PHX787; Your question made me remember something having to do with altimeters and airliners many years ago;
I'm sure this happened before your time, but I'm betting Starlionblue will either remember it, or at least will have heard about it; as I know you lived in Cincinnati, I'm sure you know where the old Anderson Ferry is, (or was), on River Road, just west of downtown Cincinnati.
Back in the 1960s, I worked at the Texaco Bulk Terminal, on the river, right at Anderson Ferry; at the time, I operated the loading rack, which loads the fuel into the tank trucks; I forget the exact year , but it was in the mid 60s; at maybe 7 or 8 PM
, while I was loading 3 or 4 tank trucks, we heard this tremendous explosion, which seemed to come "up river" from the west; within several minutes, there were dozens of police cars racing down River Road, heading west, then came ambulances; within the next half hour or so, (and I don't recall now how we found out), but we did find out that the huge explosion we had heard was a B 727, on final into CVG
, had impacted the hillside, app. 300 ft from the hill top. The airport is maybe 1/4 mile beyond the top of that hill top. When the plane impacted the hill, it broke into a lot of pieces, and continued sliding toward the top of the hill side; when I saw it the next day, the only recognizable part was vertical tail assembly and the No.2 engine; miraculously, one of the female F/As and one pax survived.I don't recall the number of "souls on board" anymore. After months and months of investigation, the accident was finally attributed to "pilot error", having to do with improper setting of the altimeter.
I've read several stories about that accident through the years, but it's not "fresh enough" in my memory just now to intelligently talk about it, but it did have to do with the altimeter.
I'm not sure, but I don't think it was quite dark yet, but there may have been fog involved. I'm not even sure of the carrier any more, but I'm thinking it may have been AA
. Anyway, it's a very sad example of how important proper altimeter setting is.
When I was going into work the next day, I drove on down River Road about a mile and a half; the impact site was about an 1/8 of a mile across the river, and about 3/4 of the way up the hill. I read later that the flight crew thought they were about 500 feet higher than they actually were.

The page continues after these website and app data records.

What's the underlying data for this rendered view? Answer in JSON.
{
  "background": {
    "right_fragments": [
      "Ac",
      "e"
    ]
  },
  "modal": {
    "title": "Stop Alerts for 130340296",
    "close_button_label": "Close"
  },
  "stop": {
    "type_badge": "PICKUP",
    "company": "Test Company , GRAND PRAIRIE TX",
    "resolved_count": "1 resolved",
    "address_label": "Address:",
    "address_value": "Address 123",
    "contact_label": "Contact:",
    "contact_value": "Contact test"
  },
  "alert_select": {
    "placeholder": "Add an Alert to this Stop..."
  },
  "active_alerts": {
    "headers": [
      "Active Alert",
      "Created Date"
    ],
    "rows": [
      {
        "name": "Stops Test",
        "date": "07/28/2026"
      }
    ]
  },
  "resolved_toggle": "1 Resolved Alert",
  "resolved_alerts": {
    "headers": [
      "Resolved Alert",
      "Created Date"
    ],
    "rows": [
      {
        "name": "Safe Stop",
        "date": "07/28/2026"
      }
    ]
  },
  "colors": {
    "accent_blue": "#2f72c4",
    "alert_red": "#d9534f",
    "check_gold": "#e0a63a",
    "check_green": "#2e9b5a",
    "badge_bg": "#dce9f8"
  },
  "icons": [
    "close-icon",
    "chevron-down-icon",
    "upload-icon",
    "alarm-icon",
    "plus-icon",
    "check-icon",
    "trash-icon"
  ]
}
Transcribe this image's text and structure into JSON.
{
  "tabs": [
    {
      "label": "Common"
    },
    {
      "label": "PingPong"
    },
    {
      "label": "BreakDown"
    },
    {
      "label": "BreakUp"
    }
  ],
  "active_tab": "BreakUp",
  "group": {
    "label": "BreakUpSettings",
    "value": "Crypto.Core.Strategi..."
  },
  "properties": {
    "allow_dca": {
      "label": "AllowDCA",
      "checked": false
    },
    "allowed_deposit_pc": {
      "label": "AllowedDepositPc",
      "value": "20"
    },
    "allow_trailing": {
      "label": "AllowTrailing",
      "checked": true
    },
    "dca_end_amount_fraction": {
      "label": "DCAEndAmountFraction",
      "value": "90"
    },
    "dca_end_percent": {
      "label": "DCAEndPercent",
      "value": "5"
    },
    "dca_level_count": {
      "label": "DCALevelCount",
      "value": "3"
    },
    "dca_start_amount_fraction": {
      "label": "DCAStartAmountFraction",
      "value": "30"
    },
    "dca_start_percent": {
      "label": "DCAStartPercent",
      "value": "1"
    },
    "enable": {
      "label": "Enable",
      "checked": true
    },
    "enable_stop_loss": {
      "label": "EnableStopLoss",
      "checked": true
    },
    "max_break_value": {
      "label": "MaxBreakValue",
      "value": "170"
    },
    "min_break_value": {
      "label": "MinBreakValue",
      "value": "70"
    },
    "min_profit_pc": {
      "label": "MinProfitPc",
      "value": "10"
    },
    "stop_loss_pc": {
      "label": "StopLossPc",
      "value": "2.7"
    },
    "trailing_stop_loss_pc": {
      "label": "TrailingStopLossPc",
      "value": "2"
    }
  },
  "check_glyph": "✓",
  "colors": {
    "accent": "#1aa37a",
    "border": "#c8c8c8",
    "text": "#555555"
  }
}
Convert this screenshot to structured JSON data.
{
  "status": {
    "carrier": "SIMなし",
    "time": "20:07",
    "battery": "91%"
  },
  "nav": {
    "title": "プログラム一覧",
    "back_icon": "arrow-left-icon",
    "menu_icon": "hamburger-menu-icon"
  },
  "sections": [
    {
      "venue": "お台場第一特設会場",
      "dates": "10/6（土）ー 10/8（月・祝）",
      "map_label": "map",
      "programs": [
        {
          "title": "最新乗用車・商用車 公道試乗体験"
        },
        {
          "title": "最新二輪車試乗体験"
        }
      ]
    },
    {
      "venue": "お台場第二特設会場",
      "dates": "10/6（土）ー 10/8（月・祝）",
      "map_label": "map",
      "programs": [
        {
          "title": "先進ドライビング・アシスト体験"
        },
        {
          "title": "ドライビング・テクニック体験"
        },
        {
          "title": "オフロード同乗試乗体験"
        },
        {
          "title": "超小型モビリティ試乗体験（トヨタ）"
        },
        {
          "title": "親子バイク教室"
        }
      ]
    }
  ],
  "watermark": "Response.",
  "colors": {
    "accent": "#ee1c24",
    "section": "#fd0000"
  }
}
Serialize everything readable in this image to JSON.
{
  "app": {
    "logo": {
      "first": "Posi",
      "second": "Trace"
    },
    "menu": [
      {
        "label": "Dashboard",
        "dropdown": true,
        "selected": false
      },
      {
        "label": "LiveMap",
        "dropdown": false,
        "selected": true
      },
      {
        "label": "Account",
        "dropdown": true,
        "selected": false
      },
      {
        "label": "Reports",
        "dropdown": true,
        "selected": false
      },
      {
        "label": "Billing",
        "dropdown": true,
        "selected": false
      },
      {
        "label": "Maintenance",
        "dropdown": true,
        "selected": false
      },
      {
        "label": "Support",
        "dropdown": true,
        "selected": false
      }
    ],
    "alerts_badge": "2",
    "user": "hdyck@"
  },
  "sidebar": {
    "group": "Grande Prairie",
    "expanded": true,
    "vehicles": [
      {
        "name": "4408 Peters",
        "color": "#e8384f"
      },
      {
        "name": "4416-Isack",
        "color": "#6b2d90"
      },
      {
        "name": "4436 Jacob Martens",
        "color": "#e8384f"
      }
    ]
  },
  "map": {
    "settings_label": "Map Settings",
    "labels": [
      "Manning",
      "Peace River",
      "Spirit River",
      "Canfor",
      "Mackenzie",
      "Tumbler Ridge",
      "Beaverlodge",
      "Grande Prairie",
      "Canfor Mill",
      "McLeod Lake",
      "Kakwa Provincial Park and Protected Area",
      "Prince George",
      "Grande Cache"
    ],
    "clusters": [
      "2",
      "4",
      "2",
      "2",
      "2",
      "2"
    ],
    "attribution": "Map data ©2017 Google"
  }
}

Stupidity: Doing the same thing over and over again and expecting a different result; Albert Einstein